Last weekend, China hosted a helicopter exposition focused on displaying some the country’s latest military developments. In addition to a potential Black Hawk helicopter look-alike, Parrot Laboratory offered a two-seat, turbojet concept dubbed the "Super White Shark."
Looking more like a flying saucer from a 1950s sci-fi flick, the Super White Shark can reportedly reach a stop speed of over 400 mph, with a flight range of just over 1,800 miles and a ceiling of just under 20,000 feet. The developer claims to have been inspired by some of the leading combat helicopters currently in use, but offers what it describes as “a revolutionary design that perfects wing-body-fusion technology.”
For those with a less profound engineering background, apparently wing-body-fusion technology in the aerospace sector means ... round.
While the Super White Shark does offer a truly unique name, this approach to aircraft design is nothing new. The U.S. experimented with a ducted-fan design in the early 1960s. The round body housed a collection of internal propellers that provided lift. Dubbed the Avrocar, concepts only made it three feet off the ground, but in posing as a possible combination of a helicopter and jeep, it could reach speeds of up to 35 mph. The project was scrapped after the concept posed no real aviation benefits.
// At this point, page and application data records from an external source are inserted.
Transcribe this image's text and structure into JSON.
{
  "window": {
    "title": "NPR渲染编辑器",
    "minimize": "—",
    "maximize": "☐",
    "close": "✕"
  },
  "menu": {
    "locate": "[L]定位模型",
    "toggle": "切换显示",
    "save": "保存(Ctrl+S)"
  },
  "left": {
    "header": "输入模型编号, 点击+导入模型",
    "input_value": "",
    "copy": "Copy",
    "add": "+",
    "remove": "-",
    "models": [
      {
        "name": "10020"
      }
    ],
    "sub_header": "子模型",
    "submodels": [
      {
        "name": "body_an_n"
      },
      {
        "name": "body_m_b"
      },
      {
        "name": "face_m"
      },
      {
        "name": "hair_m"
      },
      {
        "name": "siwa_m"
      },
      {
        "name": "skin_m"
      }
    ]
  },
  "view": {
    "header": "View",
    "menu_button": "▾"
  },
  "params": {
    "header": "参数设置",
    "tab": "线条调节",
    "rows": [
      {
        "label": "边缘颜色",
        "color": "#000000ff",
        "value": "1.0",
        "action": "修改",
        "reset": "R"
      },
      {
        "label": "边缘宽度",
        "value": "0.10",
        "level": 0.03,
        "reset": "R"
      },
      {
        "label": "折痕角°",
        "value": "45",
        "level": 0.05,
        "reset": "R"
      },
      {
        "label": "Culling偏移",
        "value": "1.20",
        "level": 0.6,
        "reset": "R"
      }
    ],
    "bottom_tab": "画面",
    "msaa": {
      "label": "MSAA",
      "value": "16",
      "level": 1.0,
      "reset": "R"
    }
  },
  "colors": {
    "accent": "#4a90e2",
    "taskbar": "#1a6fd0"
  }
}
But China says their armed version, with its two turbojet engines, was designed for the "future digital information battlefield."
The Super Great White Shark measures about 25 feet long and 10 feet high, with room for a two-person crew. From a more technical engineering perspective, the rounded design could legitimately enhance its stealth capabilities.
Of course, that will only be known once this concept aircraft actually takes flight — which it hasn’t. But the Chinese government has stated it could be ready for takeoff by next year.